How I capture the ‘spirit’ in each Portrait
My most important aim is to achieve a great likeness. The cameo has to match the portrait photo. However, I actually work on a deeper more advanced level to make a cameo that the recipient will fall in love with.
My goal is to have the mother feel the love that she has for her child when she looks at my cameo portrait. For this I need to know the personality of the subject of my cameo. I ask questions during the design interview to learn the life story and most importantly their character.
I study the portrait photos very carefully. I do like to have more than one photo as different angels and looks can help me tease out the details of the profile.
I also work with plaster models that show the structure of a head. An ‘ecorche’ helps me visualise underlying bones and muscle groups. I also have plaster faces that show age progression. A baby’s proportions are very different to an adult. I have learned how age changes the face.
There are also profound differences between male and female faces. Knowledge of anatomy is a vital part of my learning and approach to crafting an accurate portrait sculpture. I have to take the time to check details as I carve. This is where the value is in my fee.
The Portrait Photograph
Less skilled cameo artists will only work from side profile photos. The classic cameo pose. This is the easiest portrait to carve.
My goal is to have the portrait photo that best shows the spirit and character of the person. Does the photo tell a story? An example is how a photo of a father holding his child shows the love between them. Send me as many photos as you want. I can help advise on the best choice for the portrait cameo.
I can work from any portrait photograph taken from any angle as I have learned how to correct for the way that a camera alters a face.
The Camera Lies !
Working from photos can be difficult. An inexperienced artist will accept the photo as perfect and attempt to copy it exactly.
There is barrel distortion caused by the camera lens and angular distortion. Most photos have both issues happening at the same time.
A camera with a 100mm focal length lens that is centered on the face and is not tilted up, down or pointed to the sides will show the face accurately.
There are two types of distortion, the one caused by the camera lens is known as barrel distortion. A lens smaller than a 100mm focal length will make the face rounder than normal. The nose and mouth will be larger than normal and the outside of the head is shrunk inwards. This describes most phones and compact cameras that often use 28 – 35 mm lenses.
A telephoto lens larger than 100mm will distort in the opposite way. I can correct for this distortion if I know the type of camera used for the photograph.
When a camera is not centered then you get angular distortion. You can see this best when you see an extreme example. A camera pointing up at a face will make the forehead larger and make the lower half of the face smaller. Pointing down at the face from above has the opposite effect. A camera pointing from the side will introduce perspective issues that change the face.

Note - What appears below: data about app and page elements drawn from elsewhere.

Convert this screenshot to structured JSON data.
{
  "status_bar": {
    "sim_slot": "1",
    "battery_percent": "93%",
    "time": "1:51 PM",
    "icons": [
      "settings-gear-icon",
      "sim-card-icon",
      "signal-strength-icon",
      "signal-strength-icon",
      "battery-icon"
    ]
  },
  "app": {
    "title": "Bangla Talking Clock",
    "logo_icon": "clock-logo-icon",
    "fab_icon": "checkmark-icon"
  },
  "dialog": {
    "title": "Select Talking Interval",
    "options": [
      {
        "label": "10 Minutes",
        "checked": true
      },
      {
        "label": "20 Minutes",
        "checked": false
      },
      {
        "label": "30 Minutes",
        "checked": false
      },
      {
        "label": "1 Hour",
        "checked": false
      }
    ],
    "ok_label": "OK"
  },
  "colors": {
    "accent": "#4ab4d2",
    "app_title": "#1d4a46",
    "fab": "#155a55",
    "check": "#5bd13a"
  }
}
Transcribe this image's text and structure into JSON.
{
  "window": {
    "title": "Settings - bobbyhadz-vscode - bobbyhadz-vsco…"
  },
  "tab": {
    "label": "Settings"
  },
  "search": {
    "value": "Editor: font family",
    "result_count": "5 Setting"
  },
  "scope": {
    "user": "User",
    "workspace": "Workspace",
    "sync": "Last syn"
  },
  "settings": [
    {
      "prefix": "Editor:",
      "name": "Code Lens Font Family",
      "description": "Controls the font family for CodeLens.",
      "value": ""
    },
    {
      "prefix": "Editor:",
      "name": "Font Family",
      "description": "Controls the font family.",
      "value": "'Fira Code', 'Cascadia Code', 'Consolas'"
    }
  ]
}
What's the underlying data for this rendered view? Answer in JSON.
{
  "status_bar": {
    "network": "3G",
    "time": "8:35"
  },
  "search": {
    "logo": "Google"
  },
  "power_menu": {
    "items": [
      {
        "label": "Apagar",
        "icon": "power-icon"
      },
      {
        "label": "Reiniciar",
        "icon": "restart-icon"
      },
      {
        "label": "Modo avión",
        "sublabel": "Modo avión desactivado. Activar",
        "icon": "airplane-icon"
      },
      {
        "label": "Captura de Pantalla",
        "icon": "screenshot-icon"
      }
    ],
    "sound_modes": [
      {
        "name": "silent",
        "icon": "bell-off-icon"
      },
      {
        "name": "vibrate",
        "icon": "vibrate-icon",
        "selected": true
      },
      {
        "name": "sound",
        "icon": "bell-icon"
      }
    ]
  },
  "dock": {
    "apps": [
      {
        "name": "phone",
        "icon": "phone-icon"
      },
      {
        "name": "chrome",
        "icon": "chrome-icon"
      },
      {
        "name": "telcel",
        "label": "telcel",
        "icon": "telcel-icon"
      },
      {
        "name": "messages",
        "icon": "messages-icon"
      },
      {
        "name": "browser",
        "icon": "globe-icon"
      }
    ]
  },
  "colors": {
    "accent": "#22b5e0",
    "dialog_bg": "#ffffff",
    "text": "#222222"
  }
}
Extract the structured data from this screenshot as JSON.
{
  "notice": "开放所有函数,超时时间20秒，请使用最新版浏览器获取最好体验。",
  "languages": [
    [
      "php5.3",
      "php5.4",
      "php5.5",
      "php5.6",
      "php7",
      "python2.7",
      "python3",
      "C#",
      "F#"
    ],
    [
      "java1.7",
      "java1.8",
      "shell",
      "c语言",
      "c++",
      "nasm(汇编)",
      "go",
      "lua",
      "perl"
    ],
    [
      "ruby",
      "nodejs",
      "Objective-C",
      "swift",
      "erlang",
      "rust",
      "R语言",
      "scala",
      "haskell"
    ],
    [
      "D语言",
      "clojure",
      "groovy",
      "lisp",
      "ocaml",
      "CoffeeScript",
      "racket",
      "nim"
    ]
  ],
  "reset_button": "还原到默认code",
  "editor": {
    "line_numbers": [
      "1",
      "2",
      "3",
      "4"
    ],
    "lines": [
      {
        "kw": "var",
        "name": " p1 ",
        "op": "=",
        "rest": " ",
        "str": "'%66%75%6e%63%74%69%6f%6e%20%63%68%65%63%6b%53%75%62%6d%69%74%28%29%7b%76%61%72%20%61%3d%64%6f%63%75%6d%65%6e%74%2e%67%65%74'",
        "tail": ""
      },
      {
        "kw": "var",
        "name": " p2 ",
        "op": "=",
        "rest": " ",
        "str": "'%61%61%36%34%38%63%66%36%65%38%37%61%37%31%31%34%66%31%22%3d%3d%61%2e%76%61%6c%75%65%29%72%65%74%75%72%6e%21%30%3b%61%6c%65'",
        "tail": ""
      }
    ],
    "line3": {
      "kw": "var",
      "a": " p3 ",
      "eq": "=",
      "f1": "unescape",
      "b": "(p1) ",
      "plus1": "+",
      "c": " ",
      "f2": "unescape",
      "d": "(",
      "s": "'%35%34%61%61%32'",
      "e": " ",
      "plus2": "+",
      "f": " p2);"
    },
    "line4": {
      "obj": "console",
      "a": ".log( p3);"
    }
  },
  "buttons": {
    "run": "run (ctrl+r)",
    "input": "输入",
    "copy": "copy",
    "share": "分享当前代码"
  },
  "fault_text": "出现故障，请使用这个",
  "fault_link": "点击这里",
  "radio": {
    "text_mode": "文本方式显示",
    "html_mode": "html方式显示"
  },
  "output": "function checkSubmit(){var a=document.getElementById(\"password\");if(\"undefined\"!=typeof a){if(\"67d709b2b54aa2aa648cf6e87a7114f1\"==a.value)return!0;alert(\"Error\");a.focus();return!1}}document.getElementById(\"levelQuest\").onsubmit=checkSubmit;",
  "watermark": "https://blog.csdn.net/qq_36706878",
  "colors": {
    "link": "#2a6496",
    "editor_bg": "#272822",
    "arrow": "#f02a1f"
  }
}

I have studied these issues in detail and I have learned how to correct for these potential distortions.